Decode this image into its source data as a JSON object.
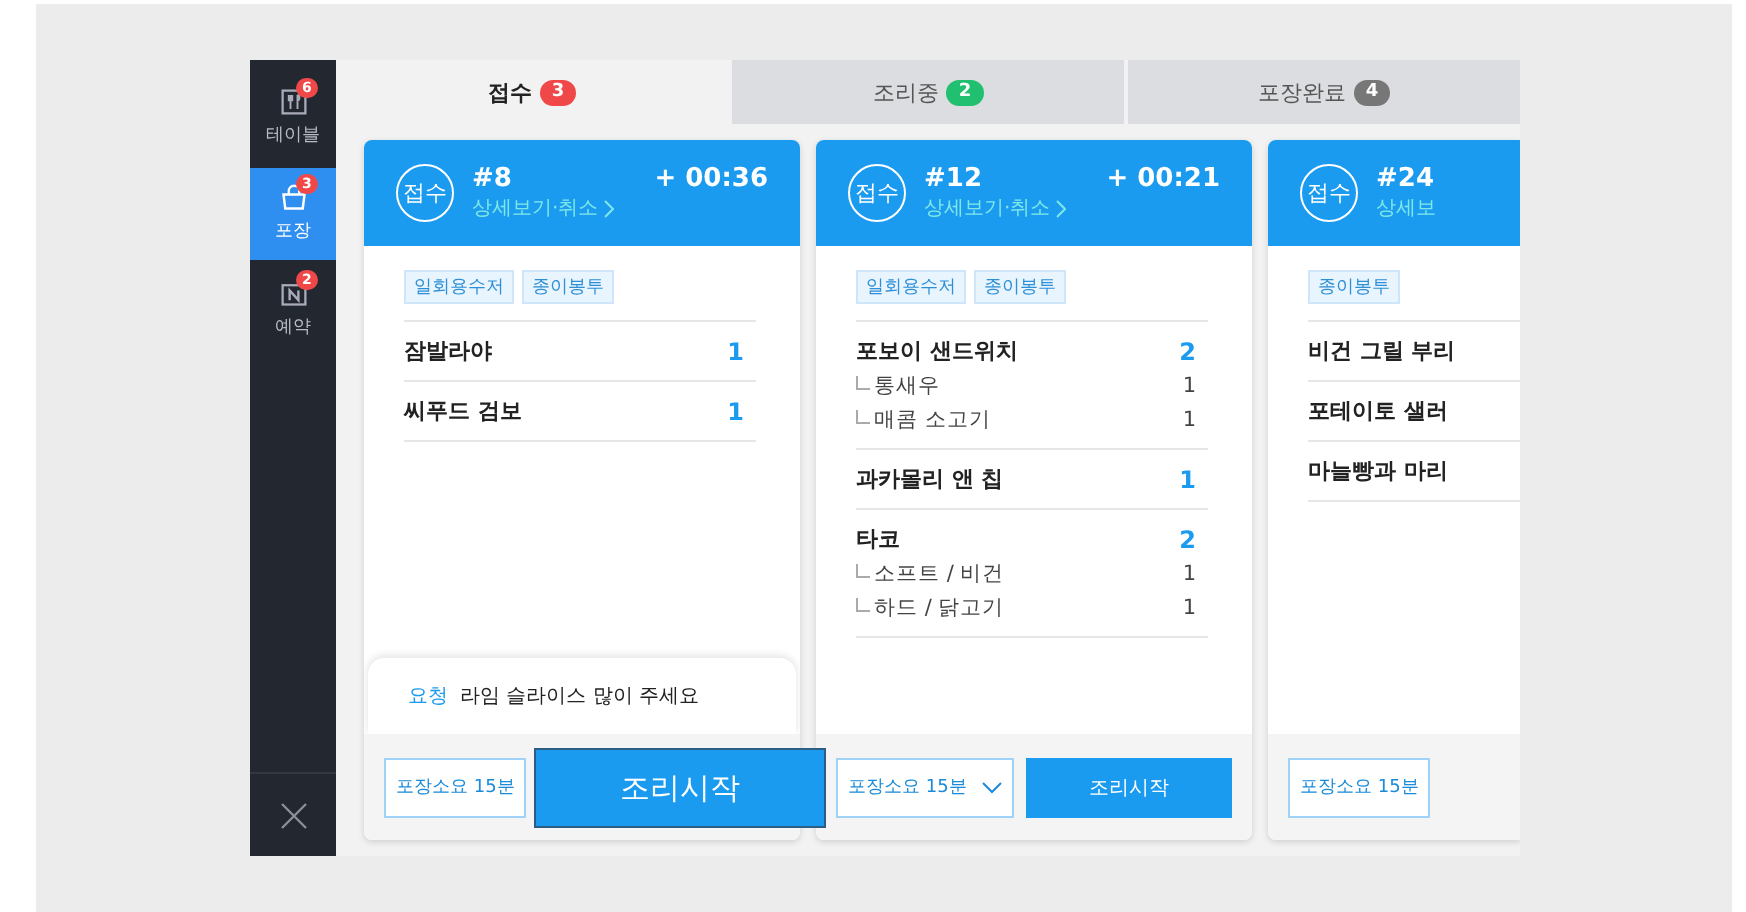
{
  "sidebar": {
    "items": [
      {
        "label": "테이블",
        "badge": "6",
        "kind": "table",
        "selected": false
      },
      {
        "label": "포장",
        "badge": "3",
        "kind": "bag",
        "selected": true
      },
      {
        "label": "예약",
        "badge": "2",
        "kind": "reserve",
        "selected": false
      }
    ]
  },
  "tabs": [
    {
      "label": "접수",
      "count": "3",
      "color": "#f04848",
      "selected": true
    },
    {
      "label": "조리중",
      "count": "2",
      "color": "#20c070",
      "selected": false
    },
    {
      "label": "포장완료",
      "count": "4",
      "color": "#777777",
      "selected": false
    }
  ],
  "cards": [
    {
      "status": "접수",
      "number": "#8",
      "link": "상세보기·취소",
      "elapsed": "+ 00:36",
      "tags": [
        "일회용수저",
        "종이봉투"
      ],
      "items": [
        {
          "name": "잠발라야",
          "qty": "1"
        },
        {
          "name": "씨푸드 검보",
          "qty": "1"
        }
      ],
      "request": {
        "label": "요청",
        "text": "라임 슬라이스 많이 주세요"
      },
      "prep_time": "포장소요 15분"
    },
    {
      "status": "접수",
      "number": "#12",
      "link": "상세보기·취소",
      "elapsed": "+ 00:21",
      "tags": [
        "일회용수저",
        "종이봉투"
      ],
      "items": [
        {
          "name": "포보이 샌드위치",
          "qty": "2",
          "options": [
            {
              "name": "통새우",
              "qty": "1"
            },
            {
              "name": "매콤 소고기",
              "qty": "1"
            }
          ]
        },
        {
          "name": "과카몰리 앤 칩",
          "qty": "1"
        },
        {
          "name": "타코",
          "qty": "2",
          "options": [
            {
              "name": "소프트 / 비건",
              "qty": "1"
            },
            {
              "name": "하드 / 닭고기",
              "qty": "1"
            }
          ]
        }
      ],
      "prep_time": "포장소요 15분",
      "action": "조리시작"
    },
    {
      "status": "접수",
      "number": "#24",
      "link": "상세보",
      "tags": [
        "종이봉투"
      ],
      "items": [
        {
          "name": "비건 그릴 부리"
        },
        {
          "name": "포테이토 샐러"
        },
        {
          "name": "마늘빵과 마리"
        }
      ],
      "prep_time": "포장소요 15분"
    }
  ],
  "highlight": {
    "label": "조리시작"
  }
}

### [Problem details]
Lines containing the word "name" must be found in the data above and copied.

### [Response]
          "name": "잠발라야",
          "name": "씨푸드 검보",
          "name": "포보이 샌드위치",
              "name": "통새우",
              "name": "매콤 소고기",
          "name": "과카몰리 앤 칩",
          "name": "타코",
              "name": "소프트 / 비건",
              "name": "하드 / 닭고기",
          "name": "비건 그릴 부리"
          "name": "포테이토 샐러"
          "name": "마늘빵과 마리"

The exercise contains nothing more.